The Naga pool was used by the royal family and thus became the most ornate pool in badagon. Several cobras surrounded the pool. All of them were carved out of stone. They held their heads high and looked at the front, protecting the people in the pool like guards.
There is also a larger Cobra at the head of the pool. It's different from the other cobras that lie in the same place. Its chest is higher, reflecting a cobra stone pillar in the pool. Because the snake body is made of copper, it can withstand the wind and rain erosion more than the stone sculpture, so it looks lifelike.
Several miniature tower carvings are placed in front of the snake's belly, which makes the snake's body look very tall. It can be imagined that when people stand in the pool and look up, they will be immediately covered by a terrible and powerful pressure, so they are in awe, just like seeing the gods
Under the cobra, a huge copper faucet comes out of the stone. The faucet is strange in shape, like a crocodile's head, with an elephant's trunk, and spitting out a goat's head from a bloody mouth! The neck of the faucet is carved with countless running monsters, which can not help but remind me that the goat in the mouth of crocodile is not the first running out of the monster? Clean water flows from the mouth of goat head, and sewage flows out from the stone trough beside the pool. It's really convenient and hygienic!
Some of the palaces in the palace are open to tourists at some specific time. Unfortunately, I didn't get such an opportunity. After visiting, we walked out of the golden gate and looked back at the patterns of the 55 window palaces. We could not help but traverse the past one by one to see if they were really different!
In addition, there is a scene in Badagong city which is equally famous for its wood carving technology and artistic value. That is the famous "peacock window", which is a carved wooden window in the 15th century. We walked through the labyrinth of alleys next to the palace, and finally found it on the wall of bugali monastery in the lane of datatraya.
Peacock window position is slightly higher, you need to look up, if you board the attic opposite the window, you can look at it horizontally. In the square pane, a peacock with open screen is carved. Except for feathers, the whole bird body floats in the air, as if flying out of a painting. Such wonderful structures and exquisite carving make this peacock vivid. Even the pigeons, gods and shallow flowers around are carved with incomparable delicacy

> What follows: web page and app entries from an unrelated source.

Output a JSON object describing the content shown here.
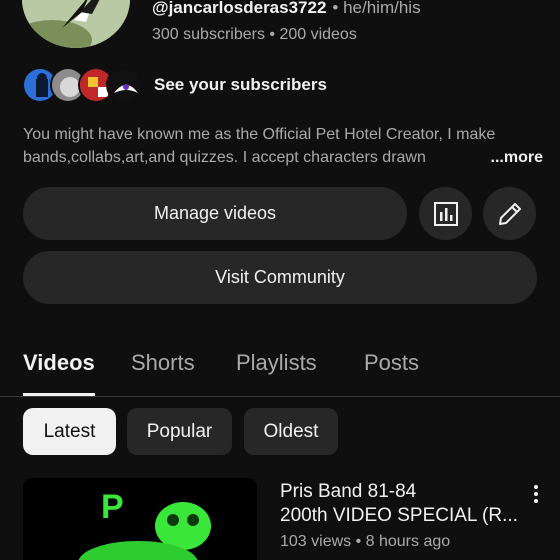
{
  "channel": {
    "handle": "@jancarlosderas3722",
    "pronouns": "• he/him/his",
    "stats": "300 subscribers • 200 videos",
    "avatar_icon": "magpie-bird-avatar"
  },
  "subscribers": {
    "label": "See your subscribers",
    "avatars": [
      "subscriber-avatar-1",
      "subscriber-avatar-2",
      "subscriber-avatar-3",
      "subscriber-avatar-4"
    ]
  },
  "description": {
    "line1": "You might have known me as the Official Pet Hotel Creator, I make",
    "line2": "bands,collabs,art,and quizzes. I accept characters drawn",
    "more_label": "...more"
  },
  "actions": {
    "manage_videos": "Manage videos",
    "analytics_icon": "analytics-icon",
    "edit_icon": "pencil-icon",
    "visit_community": "Visit Community"
  },
  "tabs": [
    {
      "label": "Videos",
      "active": true
    },
    {
      "label": "Shorts",
      "active": false
    },
    {
      "label": "Playlists",
      "active": false
    },
    {
      "label": "Posts",
      "active": false
    }
  ],
  "chips": [
    {
      "label": "Latest",
      "selected": true
    },
    {
      "label": "Popular",
      "selected": false
    },
    {
      "label": "Oldest",
      "selected": false
    }
  ],
  "video": {
    "title_line1": "Pris Band 81-84",
    "title_line2": "200th VIDEO SPECIAL (R...",
    "meta": "103 views • 8 hours ago",
    "thumbnail_letter": "P"
  },
  "colors": {
    "background": "#0f0f0f",
    "surface": "#272727",
    "text_primary": "#f1f1f1",
    "text_secondary": "#aaaaaa",
    "thumbnail_green": "#39e639"
  }
}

The peacock window brings Nepal's woodcarving craft and artistic aesthetics to the extreme. Such exquisite and historic works can be regarded as the quintessence of Nepal.
Wood carving is a combination of the painstaking efforts of Nepalese craftsmen. These works of art describe the outstanding architectural and artistic talents of Nepalese craftsmen for centuries. Along with the traditional skills of several centuries, only a drop in the ocean is displayed in Badagong city. Only when you are in the scene, can you express this feeling with your naked eyes and fingertips